Now I'm a firm believer that you have to be real about love--loving your self that is. This means coming to terms with the parts of you that you may have deemed weak or insufficient. For many, mental health counseling can help people come to terms with vulnerability. For others, that can come from physical challenges and pushing beyond barriers. And for some, this can mean spending enough time in nature to understand the vastness of the universe and the perfect placement of all things.
I tell all my clients that the path to your happiness is through you--not someone else. Only your whole, complete self can give love. I try to encourage clients to challenge themselves spiritually, physically, and mentally. It is this soul, body, and mind that forms what I call the "trifecta" of healing. We are all broken in some way. We have all experienced disappointment or want things we can't have. The key to mending the breaks is to first discover your own power to heal.

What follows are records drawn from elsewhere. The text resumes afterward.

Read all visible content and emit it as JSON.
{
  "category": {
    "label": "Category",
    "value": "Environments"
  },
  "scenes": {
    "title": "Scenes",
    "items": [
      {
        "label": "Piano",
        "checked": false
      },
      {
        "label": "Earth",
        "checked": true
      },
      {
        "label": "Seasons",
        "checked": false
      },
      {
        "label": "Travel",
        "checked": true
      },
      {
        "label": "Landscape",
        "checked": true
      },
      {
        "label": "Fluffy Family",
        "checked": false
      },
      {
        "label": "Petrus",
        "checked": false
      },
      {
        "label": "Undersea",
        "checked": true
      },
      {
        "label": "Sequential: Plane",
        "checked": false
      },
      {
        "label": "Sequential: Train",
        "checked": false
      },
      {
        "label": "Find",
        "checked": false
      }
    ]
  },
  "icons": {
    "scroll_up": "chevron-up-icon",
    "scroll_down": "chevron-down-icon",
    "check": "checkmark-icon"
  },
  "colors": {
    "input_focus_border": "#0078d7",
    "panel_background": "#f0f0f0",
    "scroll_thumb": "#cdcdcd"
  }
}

Many authors have written about this, but I encourage my clients to implement practical steps from this literature so that healing is tangible.
My advice is for myself first and foremost. I have lived and implemented these steps, and they have been revolutionary for me. I can securely say that these techniques have also helped to heal those around me. Once you start loving your self in a real way, your entire energy changes. Everything about your life will change. And you will realize that loving yourself is an active process, not an abstract destination. This world of abundance is waiting for you. Just get real with yourself and invest in love. Invest in your spirit, your body, and your mind.
Author - Yasmin Elhady Nassiry
Learning about love everyday. Grateful for what I have. I'm a relationship consultant who plays a lawyer and public policy specialist on TV.